BEGIN
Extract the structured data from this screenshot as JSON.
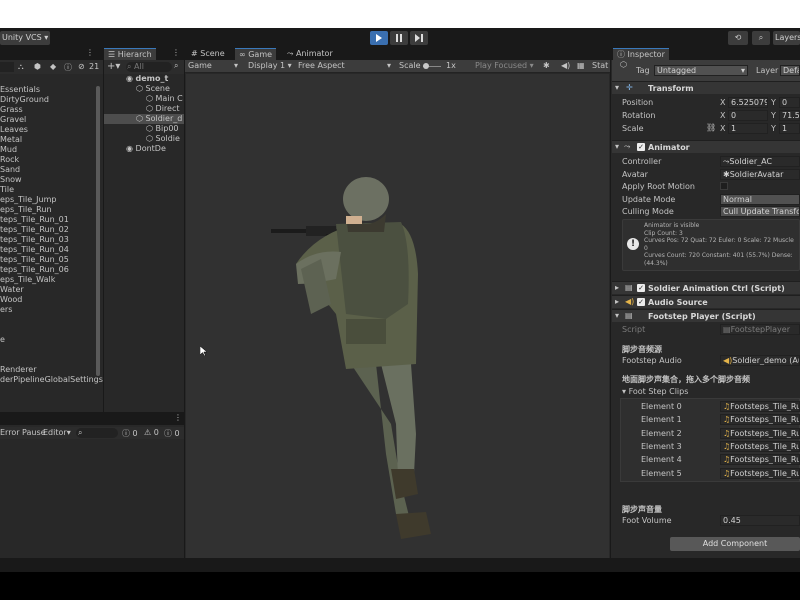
{
  "toolbar": {
    "vcs_label": "Unity VCS",
    "layers_label": "Layers",
    "play_icon": "play-icon",
    "pause_icon": "pause-icon",
    "step_icon": "step-icon"
  },
  "project": {
    "count": "21",
    "items": [
      "Essentials",
      "DirtyGround",
      "Grass",
      "Gravel",
      "Leaves",
      "Metal",
      "Mud",
      "Rock",
      "Sand",
      "Snow",
      "Tile",
      "eps_Tile_Jump",
      "eps_Tile_Run",
      "teps_Tile_Run_01",
      "teps_Tile_Run_02",
      "teps_Tile_Run_03",
      "teps_Tile_Run_04",
      "teps_Tile_Run_05",
      "teps_Tile_Run_06",
      "eps_Tile_Walk",
      "Water",
      "Wood",
      "ers",
      "",
      "",
      "e",
      "",
      "",
      "Renderer",
      "derPipelineGlobalSettings"
    ]
  },
  "hierarchy": {
    "tab": "Hierarch",
    "search_placeholder": "All",
    "items": [
      {
        "label": "demo_t",
        "indent": 0,
        "bold": true
      },
      {
        "label": "Scene",
        "indent": 1
      },
      {
        "label": "Main C",
        "indent": 2
      },
      {
        "label": "Direct",
        "indent": 2
      },
      {
        "label": "Soldier_d",
        "indent": 1,
        "selected": true
      },
      {
        "label": "Bip00",
        "indent": 2
      },
      {
        "label": "Soldie",
        "indent": 2
      },
      {
        "label": "DontDe",
        "indent": 0
      }
    ]
  },
  "console": {
    "error_pause": "Error Pause",
    "editor": "Editor",
    "count_msgs": "0",
    "count_warn": "0",
    "count_err": "0"
  },
  "view": {
    "tabs": [
      "Scene",
      "Game",
      "Animator"
    ],
    "game_dropdown": "Game",
    "display": "Display 1",
    "aspect": "Free Aspect",
    "scale_label": "Scale",
    "scale_value": "1x",
    "play_focused": "Play Focused",
    "stats": "Stat"
  },
  "inspector": {
    "tab": "Inspector",
    "tag_label": "Tag",
    "tag_value": "Untagged",
    "layer_label": "Layer",
    "layer_value": "Defau",
    "transform": {
      "title": "Transform",
      "position_label": "Position",
      "rotation_label": "Rotation",
      "scale_label": "Scale",
      "pos_x": "6.525079",
      "pos_y": "0",
      "rot_x": "0",
      "rot_y": "71.58",
      "scale_x": "1",
      "scale_y": "1"
    },
    "animator": {
      "title": "Animator",
      "controller_label": "Controller",
      "controller_value": "Soldier_AC",
      "avatar_label": "Avatar",
      "avatar_value": "SoldierAvatar",
      "apply_root_label": "Apply Root Motion",
      "update_mode_label": "Update Mode",
      "update_mode_value": "Normal",
      "culling_label": "Culling Mode",
      "culling_value": "Cull Update Transform",
      "info_lines": [
        "Animator is visible",
        "Clip Count: 3",
        "Curves Pos: 72 Quat: 72 Euler: 0 Scale: 72 Muscle",
        "0",
        "Curves Count: 720 Constant: 401 (55.7%) Dense:",
        "(44.3%)"
      ]
    },
    "soldier_ctrl_title": "Soldier Animation Ctrl (Script)",
    "audio_source_title": "Audio Source",
    "footstep": {
      "title": "Footstep Player (Script)",
      "script_label": "Script",
      "script_value": "FootstepPlayer",
      "header_source": "脚步音频源",
      "footstep_audio_label": "Footstep Audio",
      "footstep_audio_value": "Soldier_demo (Audi",
      "header_clips": "地面脚步声集合，拖入多个脚步音频",
      "clips_label": "Foot Step Clips",
      "elements": [
        {
          "label": "Element 0",
          "value": "Footsteps_Tile_Run_"
        },
        {
          "label": "Element 1",
          "value": "Footsteps_Tile_Run_"
        },
        {
          "label": "Element 2",
          "value": "Footsteps_Tile_Run_"
        },
        {
          "label": "Element 3",
          "value": "Footsteps_Tile_Run_"
        },
        {
          "label": "Element 4",
          "value": "Footsteps_Tile_Run_"
        },
        {
          "label": "Element 5",
          "value": "Footsteps_Tile_Run_"
        }
      ],
      "header_volume": "脚步声音量",
      "volume_label": "Foot Volume",
      "volume_value": "0.45"
    },
    "add_component": "Add Component"
  }
}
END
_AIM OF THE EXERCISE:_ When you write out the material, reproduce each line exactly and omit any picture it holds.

_ANSWER BELOW:_
Extract the structured data from this screenshot as JSON.
{
  "toolbar": {
    "vcs_label": "Unity VCS",
    "layers_label": "Layers",
    "play_icon": "play-icon",
    "pause_icon": "pause-icon",
    "step_icon": "step-icon"
  },
  "project": {
    "count": "21",
    "items": [
      "Essentials",
      "DirtyGround",
      "Grass",
      "Gravel",
      "Leaves",
      "Metal",
      "Mud",
      "Rock",
      "Sand",
      "Snow",
      "Tile",
      "eps_Tile_Jump",
      "eps_Tile_Run",
      "teps_Tile_Run_01",
      "teps_Tile_Run_02",
      "teps_Tile_Run_03",
      "teps_Tile_Run_04",
      "teps_Tile_Run_05",
      "teps_Tile_Run_06",
      "eps_Tile_Walk",
      "Water",
      "Wood",
      "ers",
      "",
      "",
      "e",
      "",
      "",
      "Renderer",
      "derPipelineGlobalSettings"
    ]
  },
  "hierarchy": {
    "tab": "Hierarch",
    "search_placeholder": "All",
    "items": [
      {
        "label": "demo_t",
        "indent": 0,
        "bold": true
      },
      {
        "label": "Scene",
        "indent": 1
      },
      {
        "label": "Main C",
        "indent": 2
      },
      {
        "label": "Direct",
        "indent": 2
      },
      {
        "label": "Soldier_d",
        "indent": 1,
        "selected": true
      },
      {
        "label": "Bip00",
        "indent": 2
      },
      {
        "label": "Soldie",
        "indent": 2
      },
      {
        "label": "DontDe",
        "indent": 0
      }
    ]
  },
  "console": {
    "error_pause": "Error Pause",
    "editor": "Editor",
    "count_msgs": "0",
    "count_warn": "0",
    "count_err": "0"
  },
  "view": {
    "tabs": [
      "Scene",
      "Game",
      "Animator"
    ],
    "game_dropdown": "Game",
    "display": "Display 1",
    "aspect": "Free Aspect",
    "scale_label": "Scale",
    "scale_value": "1x",
    "play_focused": "Play Focused",
    "stats": "Stat"
  },
  "inspector": {
    "tab": "Inspector",
    "tag_label": "Tag",
    "tag_value": "Untagged",
    "layer_label": "Layer",
    "layer_value": "Defau",
    "transform": {
      "title": "Transform",
      "position_label": "Position",
      "rotation_label": "Rotation",
      "scale_label": "Scale",
      "pos_x": "6.525079",
      "pos_y": "0",
      "rot_x": "0",
      "rot_y": "71.58",
      "scale_x": "1",
      "scale_y": "1"
    },
    "animator": {
      "title": "Animator",
      "controller_label": "Controller",
      "controller_value": "Soldier_AC",
      "avatar_label": "Avatar",
      "avatar_value": "SoldierAvatar",
      "apply_root_label": "Apply Root Motion",
      "update_mode_label": "Update Mode",
      "update_mode_value": "Normal",
      "culling_label": "Culling Mode",
      "culling_value": "Cull Update Transform",
      "info_lines": [
        "Animator is visible",
        "Clip Count: 3",
        "Curves Pos: 72 Quat: 72 Euler: 0 Scale: 72 Muscle",
        "0",
        "Curves Count: 720 Constant: 401 (55.7%) Dense:",
        "(44.3%)"
      ]
    },
    "soldier_ctrl_title": "Soldier Animation Ctrl (Script)",
    "audio_source_title": "Audio Source",
    "footstep": {
      "title": "Footstep Player (Script)",
      "script_label": "Script",
      "script_value": "FootstepPlayer",
      "header_source": "脚步音频源",
      "footstep_audio_label": "Footstep Audio",
      "footstep_audio_value": "Soldier_demo (Audi",
      "header_clips": "地面脚步声集合，拖入多个脚步音频",
      "clips_label": "Foot Step Clips",
      "elements": [
        {
          "label": "Element 0",
          "value": "Footsteps_Tile_Run_"
        },
        {
          "label": "Element 1",
          "value": "Footsteps_Tile_Run_"
        },
        {
          "label": "Element 2",
          "value": "Footsteps_Tile_Run_"
        },
        {
          "label": "Element 3",
          "value": "Footsteps_Tile_Run_"
        },
        {
          "label": "Element 4",
          "value": "Footsteps_Tile_Run_"
        },
        {
          "label": "Element 5",
          "value": "Footsteps_Tile_Run_"
        }
      ],
      "header_volume": "脚步声音量",
      "volume_label": "Foot Volume",
      "volume_value": "0.45"
    },
    "add_component": "Add Component"
  }
}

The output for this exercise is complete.